The Thread Group (www.threadgroup.org) has emerged in the development of a software stack that focuses on networks that are using 802.15.4 wireless mesh networks. A key benefi t of a mesh network is that if any device on the network fails, the network can continue to connect and communicate to other devices on the network.
The Allseen Alliance (www.allseenalliance.org) is a nonprofi t consortium that is dedicated to driving the widespread adoption of products, systems and services that support the IoT with an open, universal development framework, initially based on the AllJoyn open source project.
Software requirements for IoT
Standards bodies, communications standards and security requirements all impact the elements that are needed for an IoT software stack contained in an IoT device SoC.

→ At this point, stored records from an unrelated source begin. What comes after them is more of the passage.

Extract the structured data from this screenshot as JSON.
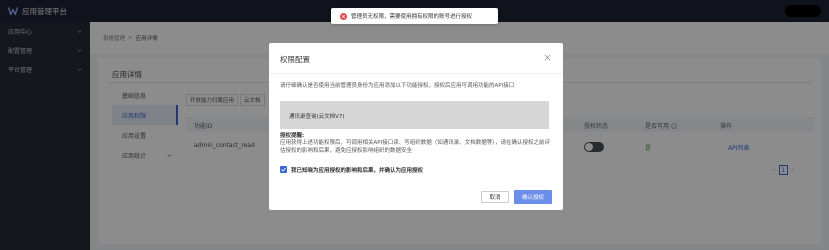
{
  "header": {
    "title": "应用管理平台"
  },
  "sidebar": {
    "items": [
      {
        "label": "应用中心"
      },
      {
        "label": "配置管理"
      },
      {
        "label": "平台管理"
      }
    ]
  },
  "breadcrumb": {
    "items": [
      "表格管理",
      "应用详情"
    ],
    "separator": ">"
  },
  "app_detail": {
    "title": "应用详情",
    "subnav": [
      {
        "label": "基础信息"
      },
      {
        "label": "应用权限"
      },
      {
        "label": "应用设置"
      },
      {
        "label": "应用统计"
      }
    ],
    "tabs": [
      "开放能力归属应用",
      "云文档"
    ],
    "table": {
      "columns": [
        "功能ID",
        "授权状态",
        "是否可用",
        "操作"
      ],
      "rows": [
        {
          "id": "admin_contact_read",
          "available": "是",
          "action": "API列表"
        }
      ]
    },
    "pagination": {
      "current": "1"
    }
  },
  "toast": {
    "message": "管理员无权限，需要使用拥有权限的账号进行授权"
  },
  "dialog": {
    "title": "权限配置",
    "description": "请仔细确认是否使用当前管理员身份为应用添加以下功能授权，授权后应用可调用功能的API接口",
    "permission": "通讯录查询(云文档V7)",
    "warning_title": "授权提醒:",
    "warning_text": "应用获得上述功能权限后，可调用相关API接口读、写组织数据（如通讯录、文档数据等），请在确认授权之前评估授权的影响和后果，避免应授权影响组织的数据安全",
    "checkbox_label": "我已知晓为应用授权的影响和后果，并确认为应用授权",
    "cancel": "取消",
    "confirm": "确认授权"
  },
  "colors": {
    "primary": "#3b66d6",
    "topbar": "#1f2433",
    "sidebar": "#252a38",
    "error": "#e5484d",
    "success": "#2e9b4a"
  },
  "icons": {
    "logo": "w-logo-icon",
    "close": "close-icon",
    "error": "error-circle-icon",
    "check": "check-icon",
    "chevron": "chevron-down-icon"
  }
}
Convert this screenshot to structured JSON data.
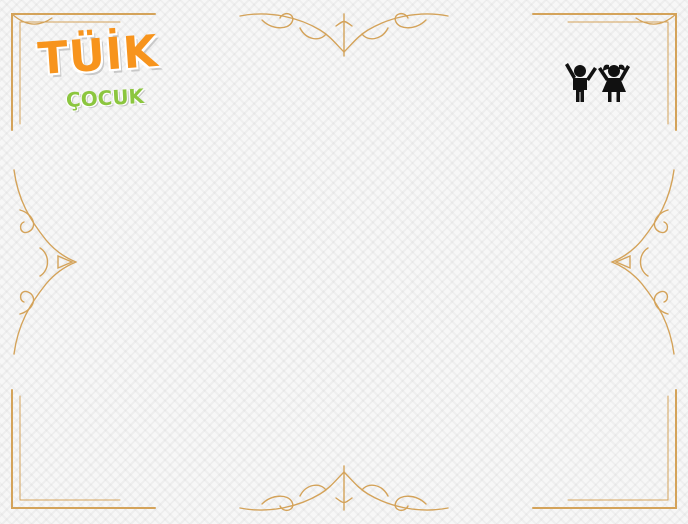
{
  "logo": {
    "title": "TÜİK",
    "subtitle": "ÇOCUK"
  },
  "icons": {
    "kids": "two-children-icon"
  },
  "colors": {
    "frame_gold": "#d4a35a",
    "logo_orange": "#f7941d",
    "logo_green": "#8cc63f",
    "icon_black": "#111111",
    "paper": "#f7f7f7"
  }
}
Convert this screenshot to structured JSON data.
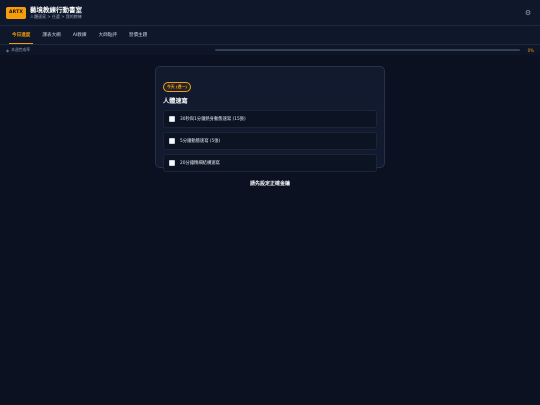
{
  "header": {
    "logo_text": "ARTX",
    "title": "藝境教練行動書室",
    "breadcrumb": "人體速寫 > 任選 > 我的教練",
    "settings_icon": "gear-icon"
  },
  "tabs": [
    {
      "label": "今日進度",
      "active": true
    },
    {
      "label": "課表大綱",
      "active": false
    },
    {
      "label": "AI教練",
      "active": false
    },
    {
      "label": "大師點評",
      "active": false
    },
    {
      "label": "習慣主題",
      "active": false
    }
  ],
  "progress": {
    "label": "本週完成率",
    "percent_value": 0,
    "percent_text": "0%"
  },
  "task": {
    "badge": "今天 (週一)",
    "title": "人體速寫",
    "options": [
      {
        "label": "30秒與1分鐘熱身動態速寫 (15張)",
        "checked": false
      },
      {
        "label": "5分鐘動態速寫 (5張)",
        "checked": false
      },
      {
        "label": "20分鐘精細結構速寫",
        "checked": false
      }
    ]
  },
  "prompt": "請先設定正確金鑰",
  "colors": {
    "accent": "#f59e0b",
    "background": "#0b1120",
    "card": "#111a2e"
  }
}
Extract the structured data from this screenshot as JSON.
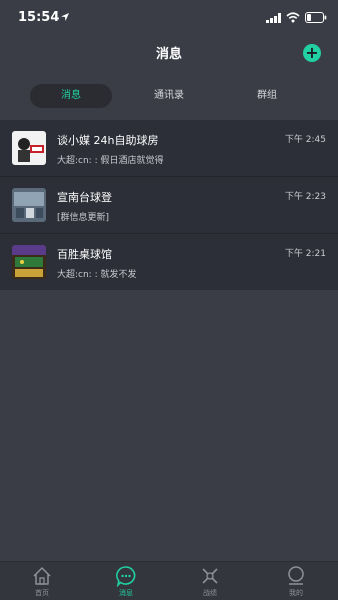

Cloud client software elements such as those supporting Imagination’s FlowCloud device-to-cloud technology, are added to the IoT device software stack. These elements support specifi c cloud communications requirements as may be required by the cloud service provider.
Figure 6 is an example of a software stack required to support an IoT device.
Figure 6: IoT software stack example
As IoT devices become ubiquitous in networked systems, the SoC providers for these systems will differentiate their products based on security, power management, scalable computational performance and compliance to industry driven standards.
Wireless communications will become integrated into the main SoC not only to reduce cost, but also to reduce power consumption and improve system performance. The inclusion of wireless connectivity and its associated software stacks, integrated capabilities to do some local analytics, and security will increase the demand for computational power within the SoC device.
Security at the device and cloud level is required for IoT devices, especially those that are handling sensitive data such as medical data as these devices are communicating sensitive data to the cloud.
Power management is a significant issue for IoT devices that are mobile or are required to be powered by small batteries for an extended period of time. The IP used in such devices must be designed for low power and be easily integrated into SoC level power management schemes.
Imagination’s CPU, GPU, communications, video and imaging IPs are designed to meet the most aggressive requirements and opportunities for device differentiation in IoT applications.
UK t: +44 1923 260511
US t: +1 408 530 5000
1- For more information, see the article on http://www.forbes.com/sites/leoking/2014/07/09/smart-home-these-connected-led-light-bulbs-could-leak-your-wi-fi-password/
2- For more information, see http://www.cryptography.com/public/pdf/DPA.pdf
3- For more information, see http://coap.technology/ .
4- For more information, see http://mqtt.org/.
If you wish to download a copy of this white paper, click here